Liberia requires journalists to obtain official permission to cover many aspects of the outbreak under new rules aimed at protecting patient privacy. Journalists can be arrested and prosecuted if they fail to get written permission from the health ministry before contacting Ebola patients, conducting interviews or filming or photographing healthcare facilities. Tolbert Nyenswah, assistant minister of health and head of Liberia’s Ebola Incident Management System:
We have noted with great concern that photographs have been taken in treatment centers while patients are going in to be attended by doctors. That is invasion of the dignity, privacy and respect of patients. Ebola patients are no different from any other patients. We should do that (report) under permission so that we don’t just take pictures or send out stories of naked people (in a way) that does not respect their privacy.
Liberia will prosecute Duncan for allegedly lying on an airport questionnaire about not having any contact with an infected person. He filled out a series of questions about his health and activities on Sept. 19, answering no to all of them. The form asked whether he had cared for an Ebola patient or touched the body of anyone who had died in an area affected by Ebola.Binyah Kesselly, chairman of the board of directors of the Liberia Airport Authority in Monrovia:

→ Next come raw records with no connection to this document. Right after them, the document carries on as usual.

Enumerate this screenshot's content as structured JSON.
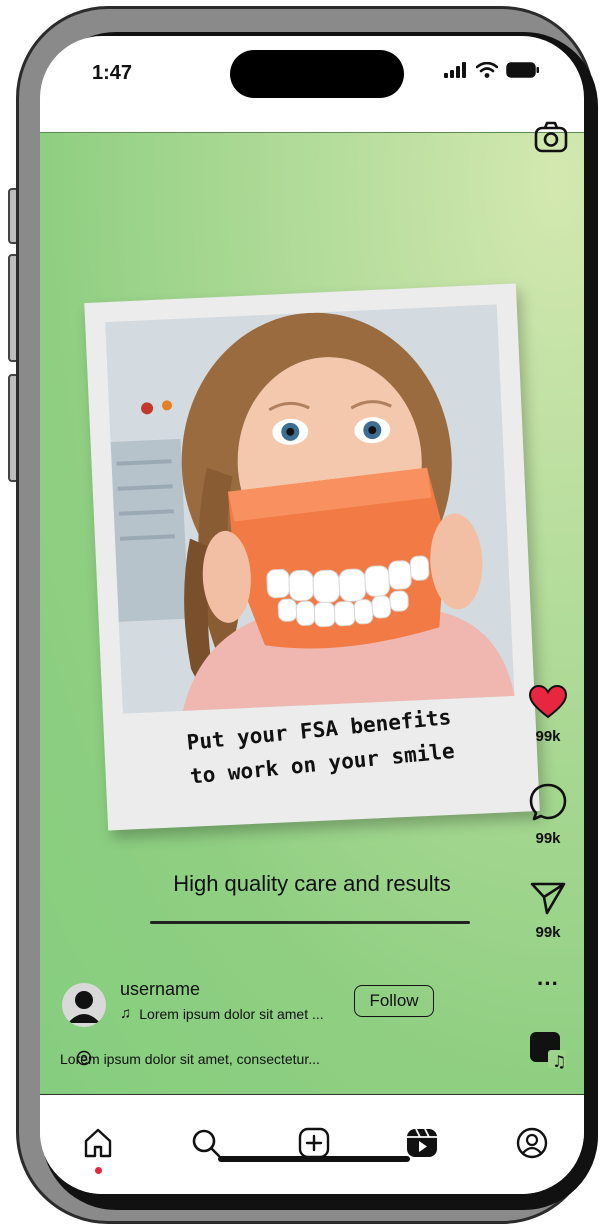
{
  "status_bar": {
    "time": "1:47"
  },
  "post": {
    "polaroid_caption_line1": "Put your FSA benefits",
    "polaroid_caption_line2": "to work on your smile",
    "tagline": "High quality care and results",
    "username": "username",
    "song": "Lorem ipsum dolor sit amet ...",
    "follow_label": "Follow",
    "description": "Lorem ipsum dolor sit amet, consectetur..."
  },
  "actions": {
    "likes": "99k",
    "comments": "99k",
    "shares": "99k",
    "more": "···"
  },
  "colors": {
    "like_red": "#e8263f",
    "gradient_light": "#d3e8b0",
    "gradient_dark": "#86cd7f",
    "notification_dot": "#e8263f"
  },
  "nav": {
    "items": [
      "home-icon",
      "search-icon",
      "create-icon",
      "reels-icon",
      "profile-icon"
    ]
  }
}
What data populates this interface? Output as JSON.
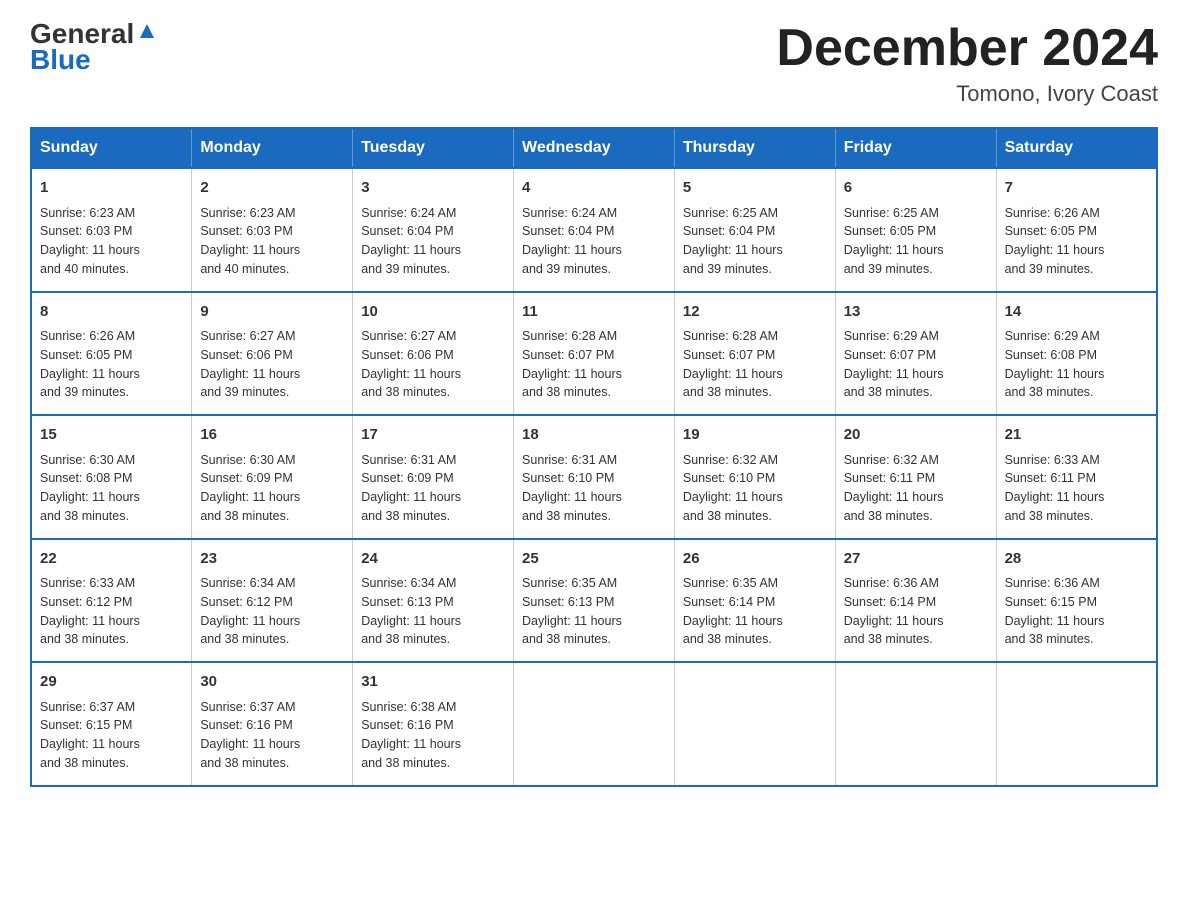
{
  "logo": {
    "line1": "General",
    "line2": "Blue"
  },
  "title": {
    "month_year": "December 2024",
    "location": "Tomono, Ivory Coast"
  },
  "weekdays": [
    "Sunday",
    "Monday",
    "Tuesday",
    "Wednesday",
    "Thursday",
    "Friday",
    "Saturday"
  ],
  "weeks": [
    [
      {
        "day": "1",
        "info": "Sunrise: 6:23 AM\nSunset: 6:03 PM\nDaylight: 11 hours\nand 40 minutes."
      },
      {
        "day": "2",
        "info": "Sunrise: 6:23 AM\nSunset: 6:03 PM\nDaylight: 11 hours\nand 40 minutes."
      },
      {
        "day": "3",
        "info": "Sunrise: 6:24 AM\nSunset: 6:04 PM\nDaylight: 11 hours\nand 39 minutes."
      },
      {
        "day": "4",
        "info": "Sunrise: 6:24 AM\nSunset: 6:04 PM\nDaylight: 11 hours\nand 39 minutes."
      },
      {
        "day": "5",
        "info": "Sunrise: 6:25 AM\nSunset: 6:04 PM\nDaylight: 11 hours\nand 39 minutes."
      },
      {
        "day": "6",
        "info": "Sunrise: 6:25 AM\nSunset: 6:05 PM\nDaylight: 11 hours\nand 39 minutes."
      },
      {
        "day": "7",
        "info": "Sunrise: 6:26 AM\nSunset: 6:05 PM\nDaylight: 11 hours\nand 39 minutes."
      }
    ],
    [
      {
        "day": "8",
        "info": "Sunrise: 6:26 AM\nSunset: 6:05 PM\nDaylight: 11 hours\nand 39 minutes."
      },
      {
        "day": "9",
        "info": "Sunrise: 6:27 AM\nSunset: 6:06 PM\nDaylight: 11 hours\nand 39 minutes."
      },
      {
        "day": "10",
        "info": "Sunrise: 6:27 AM\nSunset: 6:06 PM\nDaylight: 11 hours\nand 38 minutes."
      },
      {
        "day": "11",
        "info": "Sunrise: 6:28 AM\nSunset: 6:07 PM\nDaylight: 11 hours\nand 38 minutes."
      },
      {
        "day": "12",
        "info": "Sunrise: 6:28 AM\nSunset: 6:07 PM\nDaylight: 11 hours\nand 38 minutes."
      },
      {
        "day": "13",
        "info": "Sunrise: 6:29 AM\nSunset: 6:07 PM\nDaylight: 11 hours\nand 38 minutes."
      },
      {
        "day": "14",
        "info": "Sunrise: 6:29 AM\nSunset: 6:08 PM\nDaylight: 11 hours\nand 38 minutes."
      }
    ],
    [
      {
        "day": "15",
        "info": "Sunrise: 6:30 AM\nSunset: 6:08 PM\nDaylight: 11 hours\nand 38 minutes."
      },
      {
        "day": "16",
        "info": "Sunrise: 6:30 AM\nSunset: 6:09 PM\nDaylight: 11 hours\nand 38 minutes."
      },
      {
        "day": "17",
        "info": "Sunrise: 6:31 AM\nSunset: 6:09 PM\nDaylight: 11 hours\nand 38 minutes."
      },
      {
        "day": "18",
        "info": "Sunrise: 6:31 AM\nSunset: 6:10 PM\nDaylight: 11 hours\nand 38 minutes."
      },
      {
        "day": "19",
        "info": "Sunrise: 6:32 AM\nSunset: 6:10 PM\nDaylight: 11 hours\nand 38 minutes."
      },
      {
        "day": "20",
        "info": "Sunrise: 6:32 AM\nSunset: 6:11 PM\nDaylight: 11 hours\nand 38 minutes."
      },
      {
        "day": "21",
        "info": "Sunrise: 6:33 AM\nSunset: 6:11 PM\nDaylight: 11 hours\nand 38 minutes."
      }
    ],
    [
      {
        "day": "22",
        "info": "Sunrise: 6:33 AM\nSunset: 6:12 PM\nDaylight: 11 hours\nand 38 minutes."
      },
      {
        "day": "23",
        "info": "Sunrise: 6:34 AM\nSunset: 6:12 PM\nDaylight: 11 hours\nand 38 minutes."
      },
      {
        "day": "24",
        "info": "Sunrise: 6:34 AM\nSunset: 6:13 PM\nDaylight: 11 hours\nand 38 minutes."
      },
      {
        "day": "25",
        "info": "Sunrise: 6:35 AM\nSunset: 6:13 PM\nDaylight: 11 hours\nand 38 minutes."
      },
      {
        "day": "26",
        "info": "Sunrise: 6:35 AM\nSunset: 6:14 PM\nDaylight: 11 hours\nand 38 minutes."
      },
      {
        "day": "27",
        "info": "Sunrise: 6:36 AM\nSunset: 6:14 PM\nDaylight: 11 hours\nand 38 minutes."
      },
      {
        "day": "28",
        "info": "Sunrise: 6:36 AM\nSunset: 6:15 PM\nDaylight: 11 hours\nand 38 minutes."
      }
    ],
    [
      {
        "day": "29",
        "info": "Sunrise: 6:37 AM\nSunset: 6:15 PM\nDaylight: 11 hours\nand 38 minutes."
      },
      {
        "day": "30",
        "info": "Sunrise: 6:37 AM\nSunset: 6:16 PM\nDaylight: 11 hours\nand 38 minutes."
      },
      {
        "day": "31",
        "info": "Sunrise: 6:38 AM\nSunset: 6:16 PM\nDaylight: 11 hours\nand 38 minutes."
      },
      {
        "day": "",
        "info": ""
      },
      {
        "day": "",
        "info": ""
      },
      {
        "day": "",
        "info": ""
      },
      {
        "day": "",
        "info": ""
      }
    ]
  ]
}
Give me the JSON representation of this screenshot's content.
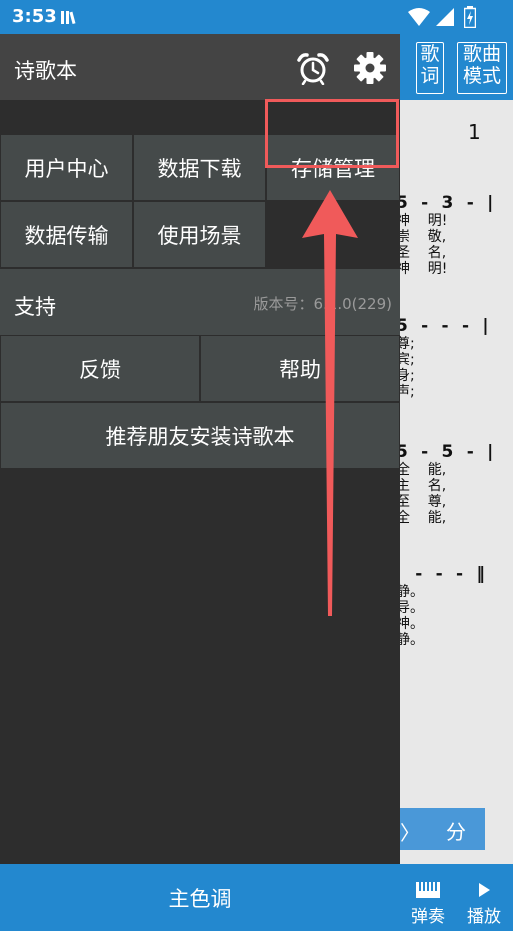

We expect people to do the honorable thing.
The agency obtained permission from the Ministry of Justice to pursue the matter.